That’s not to say Linda’s not up for a game or two of cards on a Wednesday afternoon – Bridge, Canasta and 500 are amongst the favourites.
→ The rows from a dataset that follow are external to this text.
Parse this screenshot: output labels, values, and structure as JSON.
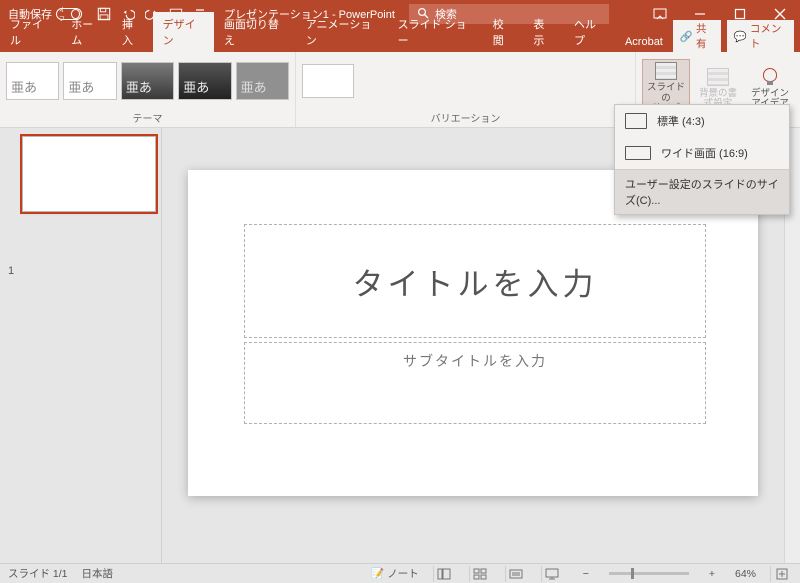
{
  "titlebar": {
    "autosave_label": "自動保存",
    "autosave_state": "オフ",
    "doc_title": "プレゼンテーション1 - PowerPoint",
    "search_placeholder": "検索"
  },
  "tabs": {
    "file": "ファイル",
    "home": "ホーム",
    "insert": "挿入",
    "design": "デザイン",
    "transitions": "画面切り替え",
    "animations": "アニメーション",
    "slideshow": "スライド ショー",
    "review": "校閲",
    "view": "表示",
    "help": "ヘルプ",
    "acrobat": "Acrobat",
    "share": "共有",
    "comments": "コメント"
  },
  "ribbon": {
    "theme_label": "テーマ",
    "variation_label": "バリエーション",
    "theme_sample": "亜あ",
    "slide_size": "スライドの\nサイズ",
    "bg_format": "背景の書\n式設定",
    "design_ideas": "デザイン\nアイデア"
  },
  "dropdown": {
    "standard": "標準 (4:3)",
    "wide": "ワイド画面 (16:9)",
    "custom": "ユーザー設定のスライドのサイズ(C)..."
  },
  "thumbs": {
    "num1": "1"
  },
  "slide": {
    "title_placeholder": "タイトルを入力",
    "subtitle_placeholder": "サブタイトルを入力"
  },
  "status": {
    "slide_count": "スライド 1/1",
    "lang": "日本語",
    "notes": "ノート",
    "zoom_minus": "−",
    "zoom_plus": "+",
    "zoom_pct": "64%"
  }
}
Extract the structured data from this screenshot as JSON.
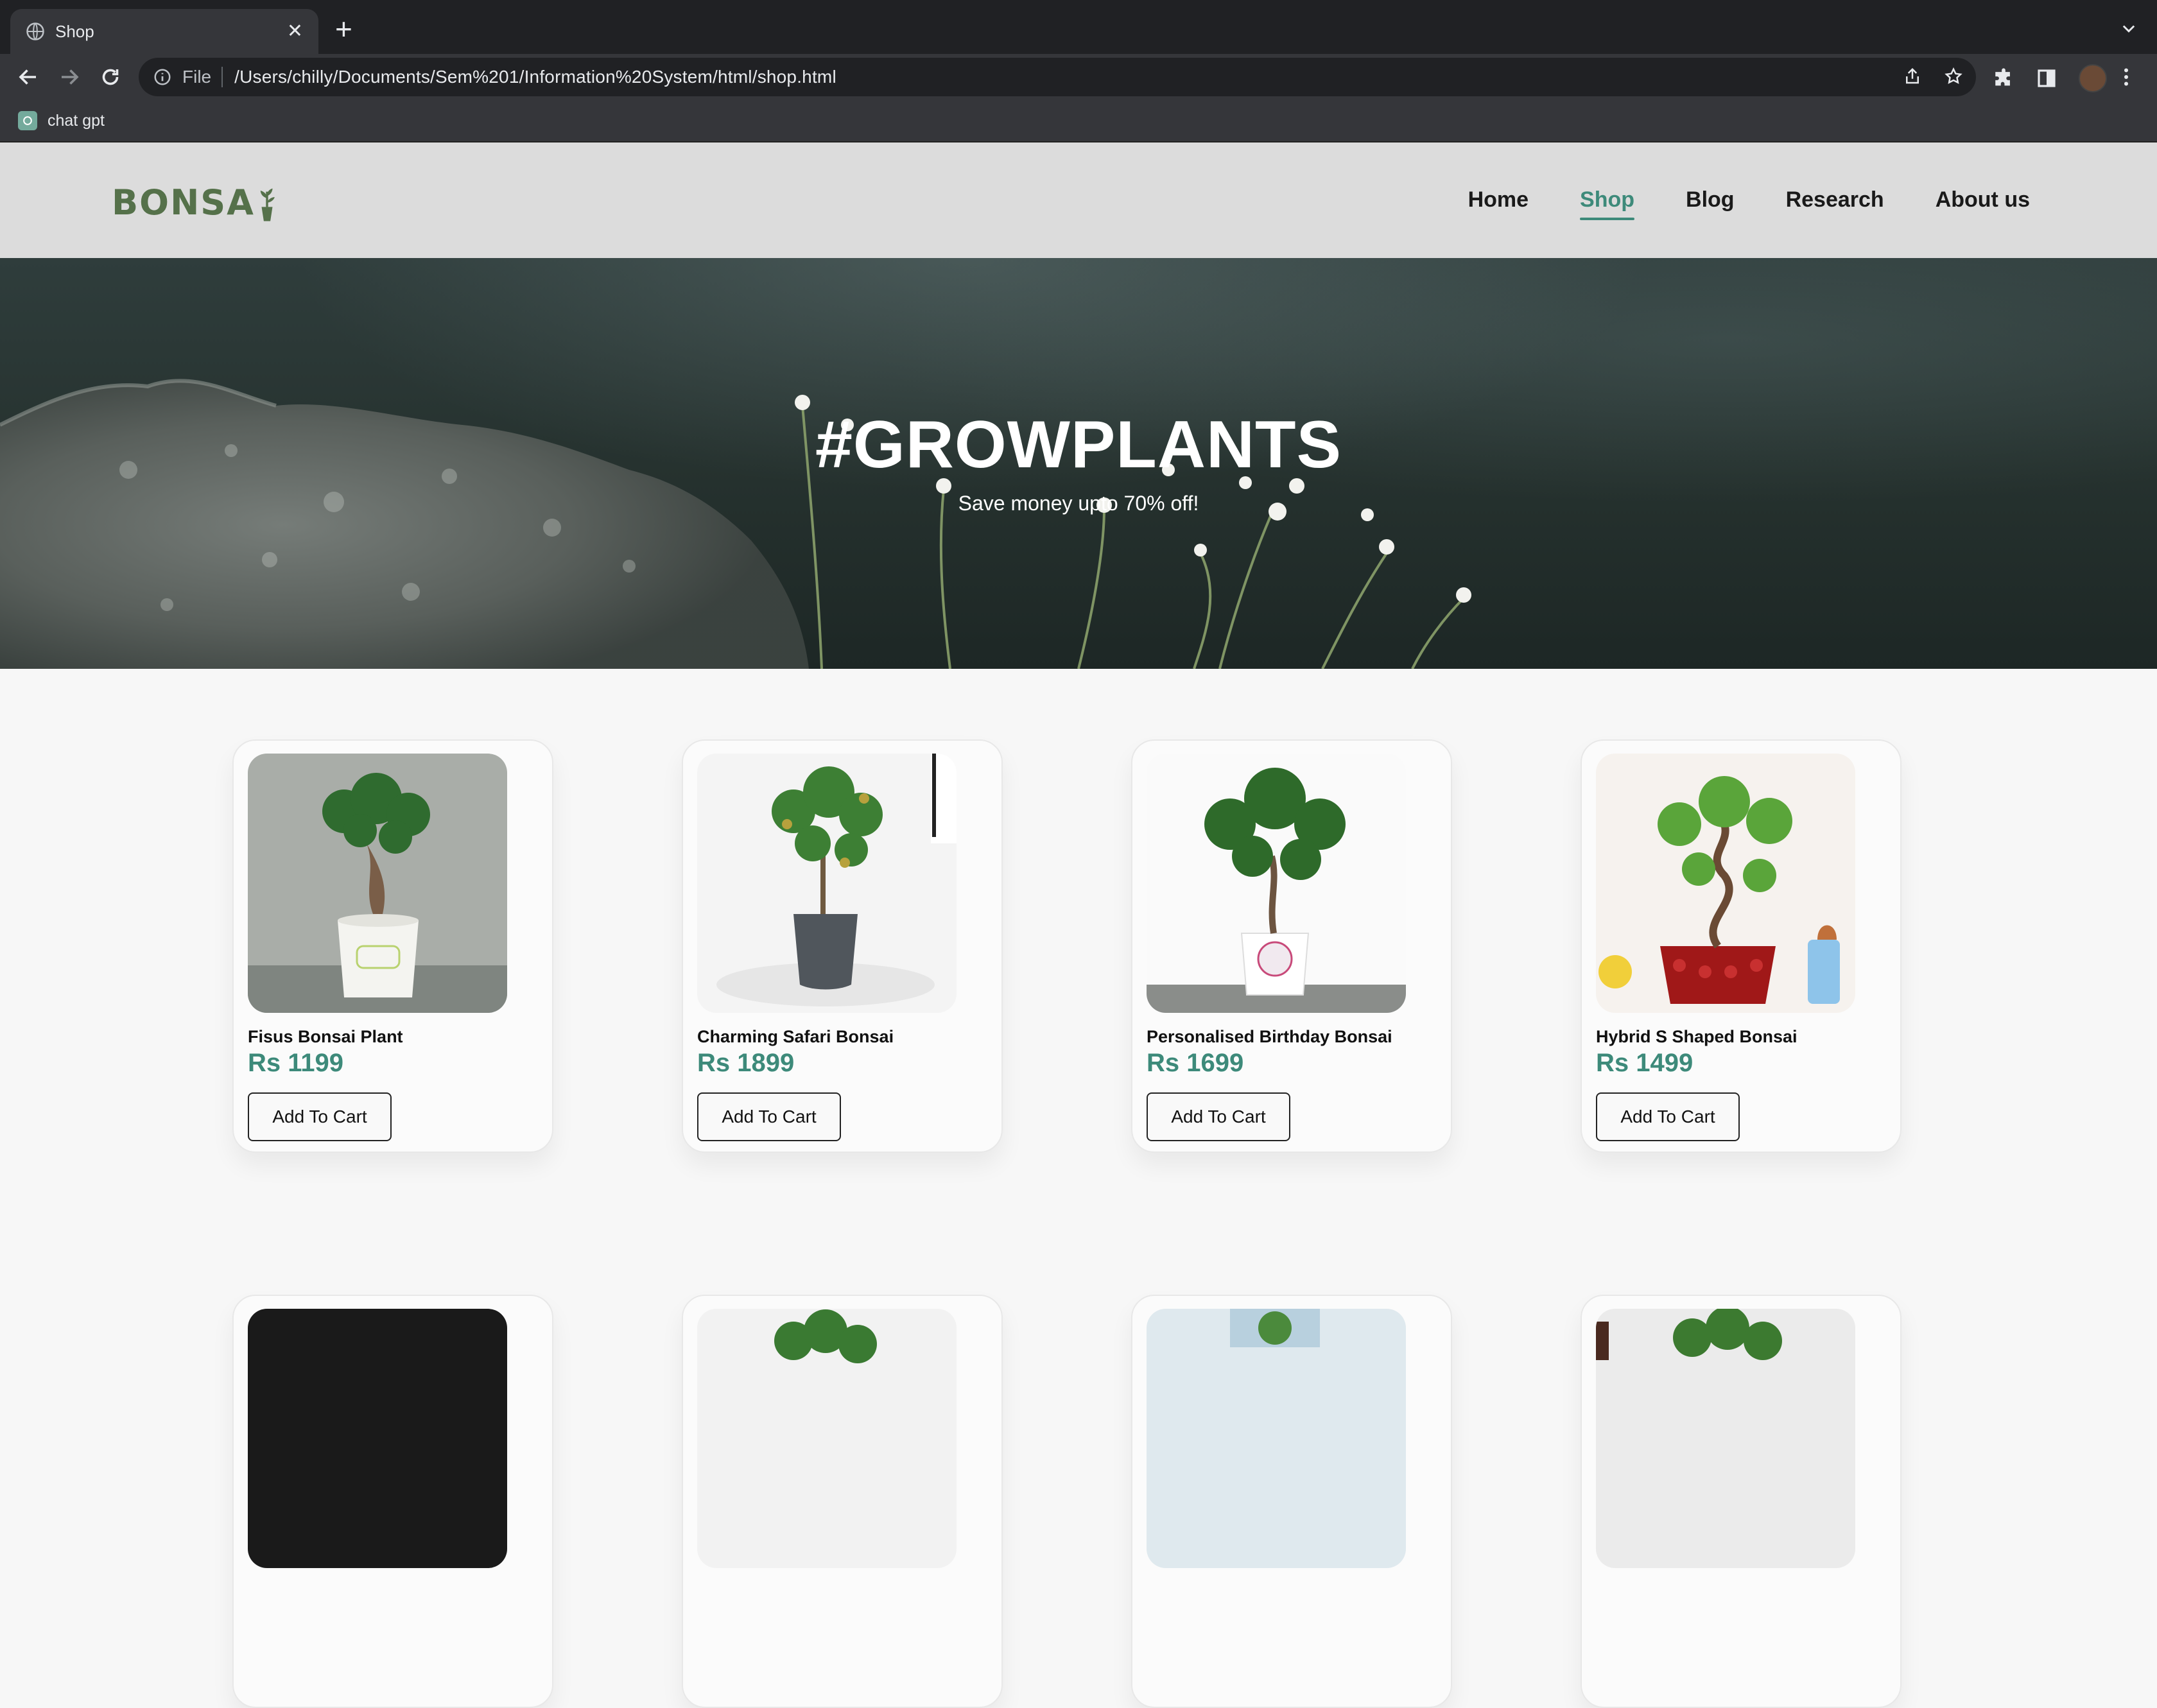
{
  "browser": {
    "tab_title": "Shop",
    "new_tab": "+",
    "omnibox": {
      "scheme_label": "File",
      "url": "/Users/chilly/Documents/Sem%201/Information%20System/html/shop.html"
    },
    "bookmark": "chat gpt"
  },
  "site": {
    "logo": "BONSA",
    "nav": [
      "Home",
      "Shop",
      "Blog",
      "Research",
      "About us"
    ],
    "active_nav": "Shop"
  },
  "hero": {
    "title": "#GROWPLANTS",
    "subtitle": "Save money upto 70% off!"
  },
  "products": [
    {
      "name": "Fisus Bonsai Plant",
      "price": "Rs 1199",
      "button": "Add To Cart"
    },
    {
      "name": "Charming Safari Bonsai",
      "price": "Rs 1899",
      "button": "Add To Cart"
    },
    {
      "name": "Personalised Birthday Bonsai",
      "price": "Rs 1699",
      "button": "Add To Cart"
    },
    {
      "name": "Hybrid S Shaped Bonsai",
      "price": "Rs 1499",
      "button": "Add To Cart"
    }
  ],
  "colors": {
    "accent": "#3d8a7a",
    "logo": "#55714a",
    "header_bg": "#dcdcdc",
    "page_bg": "#f7f7f7"
  }
}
She says they are great for intellectual stimulation and she loves the social interaction.

Linda figures Peacehaven Village will likely be her “last stop”. She’s ok with that because she likes living at Peacehaven, a lot.

That being said, if there’s something in her life she doesn’t like, Linda still firmly believes it’s up to her to do something positive to change it, for the better.

This belief has seen Linda advocate to ensure activities are mind-stimulating and meaningful to all residents and she has worked collaboratively with Peacehaven management to establish a dedicated ‘resident’s lounge’ at Peacehaven – an accessible space outside of a resident’s room or flat - which they can choose to use in any way they see fit.

At any given time of the day, Linda says, you’ll find the light and airy room filled with a number of residents engaged in conversation, or healthy debate; or they may be sharing a skill or craft with others or a group could be workshopping up something creative; or you might find residents listening to and asking questions of a guest speaker or community group member who has been invited along to talk to, and with, residents on a menagerie of topics they have come up with.

Linda says these ‘talkfests’ are simply an open invitation for anyone that wants to, to engage in “meaningful conversations about deeper things that matter to them”. Linda believes they not only provide residents with knowledge, they engage residents in social interaction, offer them useful connections to the community and help alleviate fears around the likes of ageing, disability and dying.

And, “if you time it just right,” you’ll happen upon a lively resident-hosted ‘Happy Hour’ where
“lots of laughter and banter is shared ... and the odd story or two gets a tad taller!”

Linda believes she has mellowed with the years.

Now, when advocating for herself or on behalf of friends and fellow residents, she can pick her battles and let some things go.

But get her started on topics such as voluntary euthanasia, medical marijuana, pro-choice, disability rights and mental health … the world might find there’s a lot of life left in her yet!